I started at a Bootcamp part-time, got the certificate, quit my job, moved to a new city, worked as a Bootcamp TA and then finally landed my first job as an Associate Developer. It definitely wasn’t an easy journey, but I was passionate about this new life decision and I became obsessed. If not for the passion that led to a slight obsession, it would have been 10x harder to get to where I am.

For a new developer starting out, I’d love to tell you that it will turn out just fine… it mostly does… if you are passionate and have the drive. Learning new technology is not the only thing you should do to give you the edge. You must also go out, meet people, network, make projects, breathe… and then repeat. Learn the technology by finding out how it works more so than just watching tutorials. Meet the community and find coding and project buddies. Make projects for ideas to improve your life, or the life of others.

What I found most helpful in this whole process is having a mentor. Find a like-minded individual that is genuine and genuinely wants to be invested in your new journey. There is so much experience and knowledge that can be shared between both individuals, it truly is a beneficial experience for all involved.
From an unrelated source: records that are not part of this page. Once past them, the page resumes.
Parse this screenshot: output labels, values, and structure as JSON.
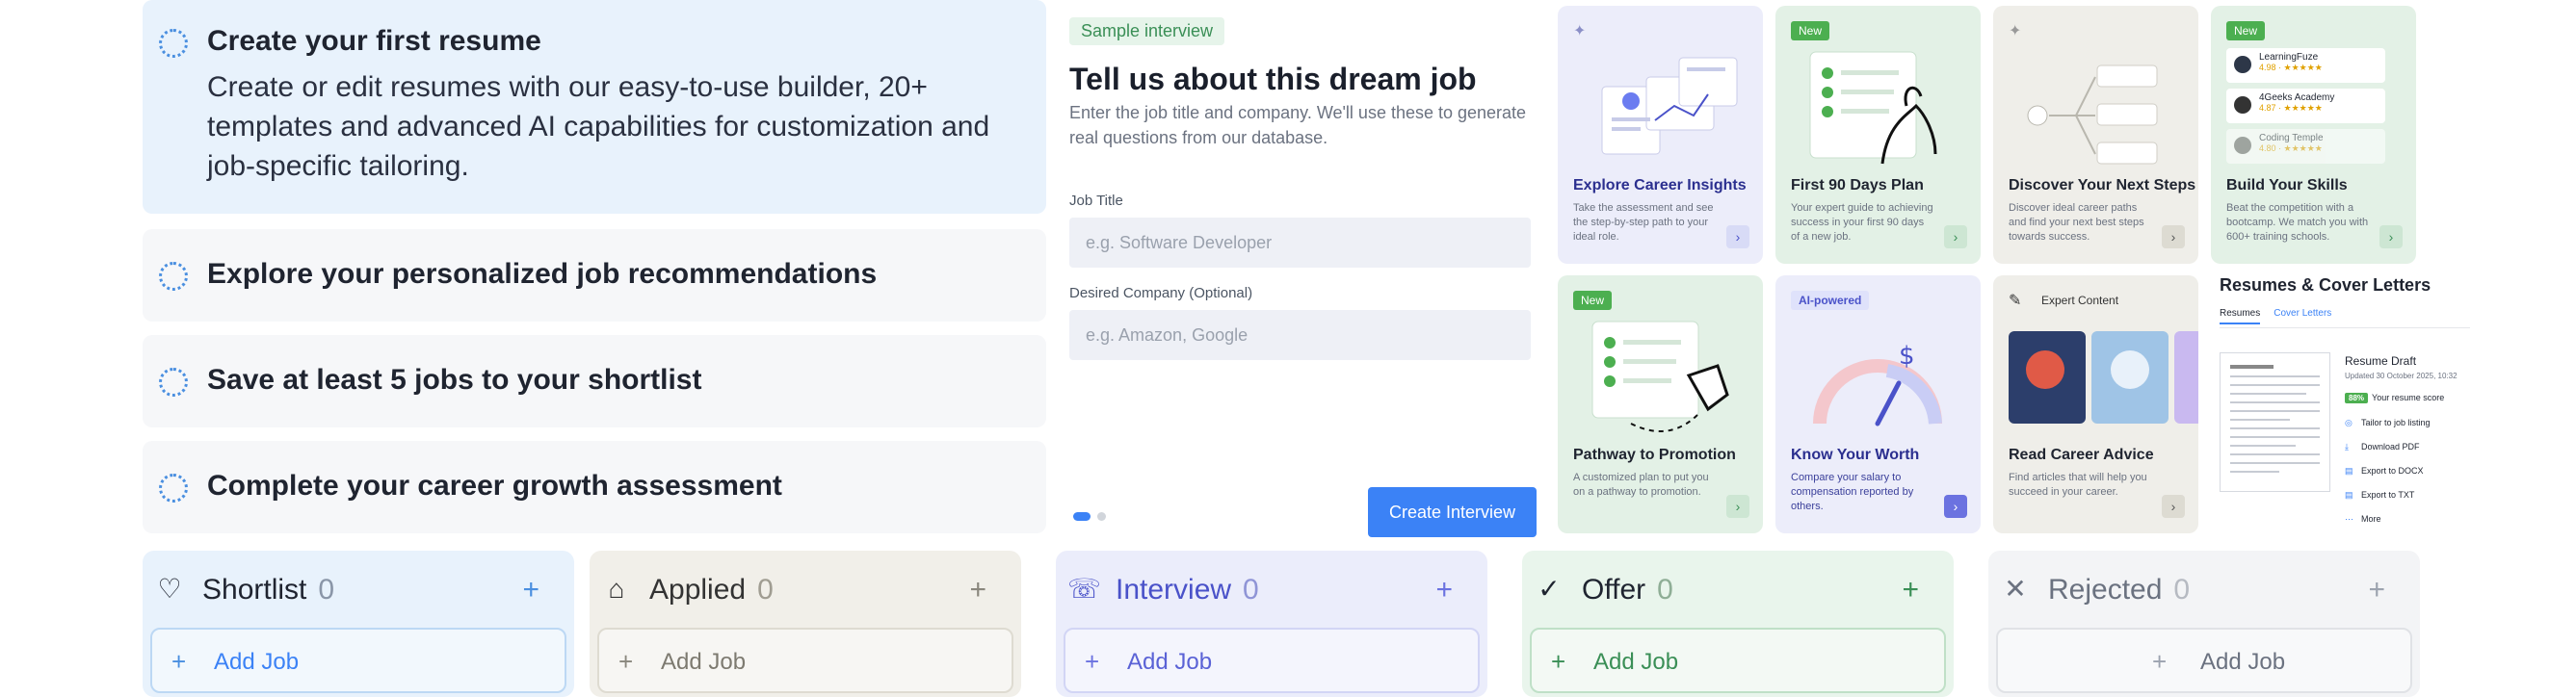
{
  "checklist": {
    "steps": [
      {
        "title": "Create your first resume",
        "description": "Create or edit resumes with our easy-to-use builder, 20+ templates and advanced AI capabilities for customization and job-specific tailoring."
      },
      {
        "title": "Explore your personalized job recommendations"
      },
      {
        "title": "Save at least 5 jobs to your shortlist"
      },
      {
        "title": "Complete your career growth assessment"
      }
    ]
  },
  "interview": {
    "tag": "Sample interview",
    "title": "Tell us about this dream job",
    "description": "Enter the job title and company. We'll use these to generate real questions from our database.",
    "job_title_label": "Job Title",
    "job_title_placeholder": "e.g. Software Developer",
    "company_label": "Desired Company (Optional)",
    "company_placeholder": "e.g. Amazon, Google",
    "create_button": "Create Interview"
  },
  "cards": [
    {
      "title": "Explore Career Insights",
      "description": "Take the assessment and see the step-by-step path to your ideal role.",
      "badge": ""
    },
    {
      "title": "First 90 Days Plan",
      "description": "Your expert guide to achieving success in your first 90 days of a new job.",
      "badge": "New"
    },
    {
      "title": "Discover Your Next Steps",
      "description": "Discover ideal career paths and find your next best steps towards success.",
      "badge": ""
    },
    {
      "title": "Build Your Skills",
      "description": "Beat the competition with a bootcamp. We match you with 600+ training schools.",
      "badge": "New",
      "schools": [
        {
          "name": "LearningFuze",
          "rating": "4.98 · ★★★★★"
        },
        {
          "name": "4Geeks Academy",
          "rating": "4.87 · ★★★★★"
        },
        {
          "name": "Coding Temple",
          "rating": "4.80 · ★★★★★"
        }
      ]
    },
    {
      "title": "Pathway to Promotion",
      "description": "A customized plan to put you on a pathway to promotion.",
      "badge": "New"
    },
    {
      "title": "Know Your Worth",
      "description": "Compare your salary to compensation reported by others.",
      "badge": "AI-powered"
    },
    {
      "title": "Read Career Advice",
      "description": "Find articles that will help you succeed in your career.",
      "badge": "Expert Content"
    }
  ],
  "resumes": {
    "title": "Resumes & Cover Letters",
    "tabs": [
      "Resumes",
      "Cover Letters"
    ],
    "doc_title": "Resume Draft",
    "doc_date": "Updated 30 October 2025, 10:32",
    "score_badge": "88%",
    "score_label": "Your resume score",
    "actions": [
      "Tailor to job listing",
      "Download PDF",
      "Export to DOCX",
      "Export to TXT",
      "More"
    ]
  },
  "pipeline": {
    "columns": [
      {
        "name": "Shortlist",
        "count": "0",
        "add_label": "Add Job",
        "color": "#e8f2fc"
      },
      {
        "name": "Applied",
        "count": "0",
        "add_label": "Add Job",
        "color": "#f1efe9"
      },
      {
        "name": "Interview",
        "count": "0",
        "add_label": "Add Job",
        "color": "#ebedfb"
      },
      {
        "name": "Offer",
        "count": "0",
        "add_label": "Add Job",
        "color": "#e9f5ec"
      },
      {
        "name": "Rejected",
        "count": "0",
        "add_label": "Add Job",
        "color": "#f3f4f6"
      }
    ]
  },
  "icons": {
    "step_ring": "dotted-circle-icon",
    "shortlist": "heart-icon",
    "applied": "briefcase-icon",
    "interview": "person-chat-icon",
    "offer": "check-circle-icon",
    "rejected": "x-icon",
    "add": "plus-icon"
  },
  "colors": {
    "accent": "#3b82f6",
    "new_badge": "#4caf50"
  }
}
Again, never stop learning, doing, networking and above all, doing what you do, what you are passionate about. The light at the end of the tunnel starts to get brighter and brighter with each passing day, have faith and take the risks! Life is too short otherwise.

– Jenn

Jenn Chu is a software Developer passionate about good design and building simple solutions that will enhance the end user’s experience. She is most excited to bring the diverse community together through collaboration, communication, and connections.

‘You get what you give’

This is a guest post from Rylan Bowers. Enjoy.

Dear New Developer,

‘You get what you give’ isn’t just a late ’90s catchy pop song set in a late ’90s mall that gives me late ’90s cringe (and nostalgia, but those go hand-in-hand, eh?). It’s also a great way to approach your career! This is something core to the tech scene I’ve adopted in Boulder, Colorado as codified by Techstars with their Give First rule in their Code of Conduct. Their other rules are great ones to build your career around, too.

I have found that giving provides many benefits to the giver:

  1. Offering to help engenders a greater sense of observation and consideration of others’ needs and feelings. This is something we all can work on, given our reputation as social introverts.
  2. It feels good to help others with no strings attached.
  3. If you want to attach (small) strings for your own motivation, you increase how others view you in a positive light.
  4. You may/likely will find rewarding hobbies, coding interests, or other intrinsic rewards without much effort.
  5. You become less arrogant.
  6. You help build your community in a positive way, no matter how small the give is.
  7. People are quicker to recommend you for a job or position if you ever fall on harder times.
  8. It improves your own sense of self-worth and confidence.
  9. You make more friends outside of work.
  10. Did I mention that it just feels good?

My one caveat: There are always people who will take advantage, do try to be open-minded and kind, but watch out for takers, they will burn you out! Thankfully, they are few and far between.

Another great example of this is Jason Cole’s “Year of Giving Dangerously”. I must add that this way of living is out of reach for you as a new developer, but something to keep in mind for over the course of your career. Give in small ways until you can give in bigger ways!

Also, be aware that being seen as only a taker is not a good thing. See my caveat above and think back on any time in your life that you’ve ran into one. Maybe someone who always wanted to copy your answers or homework, but never contributed? Or those group projects where you felt like you were doing all the work? Don’t be a taker.

Volunteer in your community. Be the good you want to see in the world.

– Rylan

Rylan Bowers is a developer, co-organizer of Boulder Startup Week and the Boulder Ruby Meetup, and all around good guy. Follow him on Twitter.